compared with a sovereign: it is barely

worth more than 1 part. A farthing more or less is of precious little 1000

importance compared with a sovereign: it may certainly be regarded

as a small quantity. But compare a farthing with £1000: relatively to

this greater sum, the farthing is of no more importance than 1 of a 1000
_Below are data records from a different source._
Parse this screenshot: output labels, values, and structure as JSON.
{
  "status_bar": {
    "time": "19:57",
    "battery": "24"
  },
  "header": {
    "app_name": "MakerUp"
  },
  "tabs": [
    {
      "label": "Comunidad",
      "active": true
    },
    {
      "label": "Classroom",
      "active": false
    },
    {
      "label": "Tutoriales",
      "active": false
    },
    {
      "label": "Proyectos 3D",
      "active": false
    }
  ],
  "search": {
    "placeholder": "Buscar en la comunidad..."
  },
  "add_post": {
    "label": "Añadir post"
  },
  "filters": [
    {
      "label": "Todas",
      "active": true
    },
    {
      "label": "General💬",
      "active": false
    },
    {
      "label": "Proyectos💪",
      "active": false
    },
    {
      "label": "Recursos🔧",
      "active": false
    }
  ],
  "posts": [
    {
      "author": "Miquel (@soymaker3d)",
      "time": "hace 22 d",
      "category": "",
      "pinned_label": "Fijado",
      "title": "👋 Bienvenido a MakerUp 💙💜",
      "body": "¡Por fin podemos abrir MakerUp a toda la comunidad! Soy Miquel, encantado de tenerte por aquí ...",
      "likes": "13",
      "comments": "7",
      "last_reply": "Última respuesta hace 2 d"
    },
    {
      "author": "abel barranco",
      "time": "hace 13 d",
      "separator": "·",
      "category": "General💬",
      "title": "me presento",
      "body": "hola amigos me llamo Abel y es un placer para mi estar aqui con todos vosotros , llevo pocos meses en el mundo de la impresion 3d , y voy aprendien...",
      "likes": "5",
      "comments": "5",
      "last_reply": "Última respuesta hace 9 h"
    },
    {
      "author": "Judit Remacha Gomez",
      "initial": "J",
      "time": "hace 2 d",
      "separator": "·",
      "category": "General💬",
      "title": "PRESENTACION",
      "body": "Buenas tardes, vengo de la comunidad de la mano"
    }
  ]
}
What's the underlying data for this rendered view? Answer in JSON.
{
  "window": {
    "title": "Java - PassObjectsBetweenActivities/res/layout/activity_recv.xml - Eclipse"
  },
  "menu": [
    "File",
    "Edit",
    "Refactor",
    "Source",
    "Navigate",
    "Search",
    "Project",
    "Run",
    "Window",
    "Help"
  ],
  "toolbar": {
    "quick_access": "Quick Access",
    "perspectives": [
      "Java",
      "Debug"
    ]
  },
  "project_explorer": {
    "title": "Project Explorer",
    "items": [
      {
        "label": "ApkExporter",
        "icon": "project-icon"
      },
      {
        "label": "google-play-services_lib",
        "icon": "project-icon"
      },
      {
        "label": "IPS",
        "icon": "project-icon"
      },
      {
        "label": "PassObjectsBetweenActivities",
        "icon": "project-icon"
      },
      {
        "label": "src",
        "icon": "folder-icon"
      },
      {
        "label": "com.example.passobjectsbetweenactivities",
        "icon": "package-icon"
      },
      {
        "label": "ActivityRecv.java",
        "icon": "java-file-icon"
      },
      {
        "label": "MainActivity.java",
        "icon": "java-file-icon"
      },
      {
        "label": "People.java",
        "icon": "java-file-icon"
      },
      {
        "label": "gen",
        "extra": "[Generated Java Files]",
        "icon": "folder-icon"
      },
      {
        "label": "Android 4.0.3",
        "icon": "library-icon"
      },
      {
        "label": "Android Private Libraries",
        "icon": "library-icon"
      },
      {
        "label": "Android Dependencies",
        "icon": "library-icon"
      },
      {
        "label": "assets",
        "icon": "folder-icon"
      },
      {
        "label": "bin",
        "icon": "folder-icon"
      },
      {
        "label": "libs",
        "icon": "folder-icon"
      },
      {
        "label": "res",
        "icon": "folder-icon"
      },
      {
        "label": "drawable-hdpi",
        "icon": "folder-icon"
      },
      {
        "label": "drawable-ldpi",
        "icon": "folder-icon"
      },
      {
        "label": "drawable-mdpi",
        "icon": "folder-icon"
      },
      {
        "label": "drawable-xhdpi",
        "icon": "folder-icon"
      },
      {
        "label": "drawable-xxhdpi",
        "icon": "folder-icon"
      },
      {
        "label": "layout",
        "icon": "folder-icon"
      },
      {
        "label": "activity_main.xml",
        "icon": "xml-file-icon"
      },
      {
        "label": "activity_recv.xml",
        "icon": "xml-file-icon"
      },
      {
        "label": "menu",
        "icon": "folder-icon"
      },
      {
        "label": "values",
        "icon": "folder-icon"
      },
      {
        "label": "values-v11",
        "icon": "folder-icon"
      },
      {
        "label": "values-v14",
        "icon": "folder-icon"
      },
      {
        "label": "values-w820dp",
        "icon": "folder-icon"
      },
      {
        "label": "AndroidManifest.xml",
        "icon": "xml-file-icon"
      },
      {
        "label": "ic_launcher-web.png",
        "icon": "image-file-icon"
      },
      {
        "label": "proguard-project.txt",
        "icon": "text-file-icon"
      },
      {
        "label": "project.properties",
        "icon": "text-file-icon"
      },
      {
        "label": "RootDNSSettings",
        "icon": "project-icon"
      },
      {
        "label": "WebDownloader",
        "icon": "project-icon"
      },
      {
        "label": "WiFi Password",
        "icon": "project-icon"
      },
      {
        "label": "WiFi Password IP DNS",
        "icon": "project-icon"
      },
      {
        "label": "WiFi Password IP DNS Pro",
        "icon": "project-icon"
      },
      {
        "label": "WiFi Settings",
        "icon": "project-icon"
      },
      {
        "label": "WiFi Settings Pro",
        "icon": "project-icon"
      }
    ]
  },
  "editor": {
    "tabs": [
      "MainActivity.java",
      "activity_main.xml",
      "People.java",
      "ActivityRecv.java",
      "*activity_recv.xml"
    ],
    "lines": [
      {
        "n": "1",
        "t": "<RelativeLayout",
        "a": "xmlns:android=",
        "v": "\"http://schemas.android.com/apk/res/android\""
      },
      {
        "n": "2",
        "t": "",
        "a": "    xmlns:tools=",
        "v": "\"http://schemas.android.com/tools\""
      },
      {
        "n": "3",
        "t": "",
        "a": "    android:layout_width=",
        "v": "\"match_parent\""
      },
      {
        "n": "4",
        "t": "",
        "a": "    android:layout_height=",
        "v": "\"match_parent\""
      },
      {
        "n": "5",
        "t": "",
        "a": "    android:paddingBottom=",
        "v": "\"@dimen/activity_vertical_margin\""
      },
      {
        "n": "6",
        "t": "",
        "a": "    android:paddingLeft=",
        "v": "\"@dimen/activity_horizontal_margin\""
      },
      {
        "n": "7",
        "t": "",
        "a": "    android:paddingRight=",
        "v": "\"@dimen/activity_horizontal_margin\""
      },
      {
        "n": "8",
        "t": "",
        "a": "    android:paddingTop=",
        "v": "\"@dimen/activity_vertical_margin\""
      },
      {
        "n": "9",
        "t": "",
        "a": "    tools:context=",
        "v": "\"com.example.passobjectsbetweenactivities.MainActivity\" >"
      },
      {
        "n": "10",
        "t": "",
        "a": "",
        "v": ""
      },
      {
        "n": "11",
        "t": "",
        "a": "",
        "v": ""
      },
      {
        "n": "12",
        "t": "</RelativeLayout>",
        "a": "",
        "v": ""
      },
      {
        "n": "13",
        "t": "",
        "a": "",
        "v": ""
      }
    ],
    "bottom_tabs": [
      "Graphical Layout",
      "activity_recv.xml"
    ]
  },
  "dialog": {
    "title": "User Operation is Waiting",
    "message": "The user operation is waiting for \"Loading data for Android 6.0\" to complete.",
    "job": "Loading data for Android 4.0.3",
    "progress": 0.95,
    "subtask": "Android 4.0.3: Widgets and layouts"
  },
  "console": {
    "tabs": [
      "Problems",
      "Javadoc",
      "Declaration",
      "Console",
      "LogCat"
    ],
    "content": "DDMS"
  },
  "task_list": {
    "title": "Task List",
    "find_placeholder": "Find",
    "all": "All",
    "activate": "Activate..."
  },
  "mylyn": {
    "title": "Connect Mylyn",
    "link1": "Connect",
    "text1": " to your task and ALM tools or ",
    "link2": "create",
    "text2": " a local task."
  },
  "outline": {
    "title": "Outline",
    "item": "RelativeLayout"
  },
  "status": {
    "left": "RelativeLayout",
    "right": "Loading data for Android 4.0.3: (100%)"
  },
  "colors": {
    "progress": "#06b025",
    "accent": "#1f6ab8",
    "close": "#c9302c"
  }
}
farthing would be to a sovereign. Even a golden sovereign is relatively a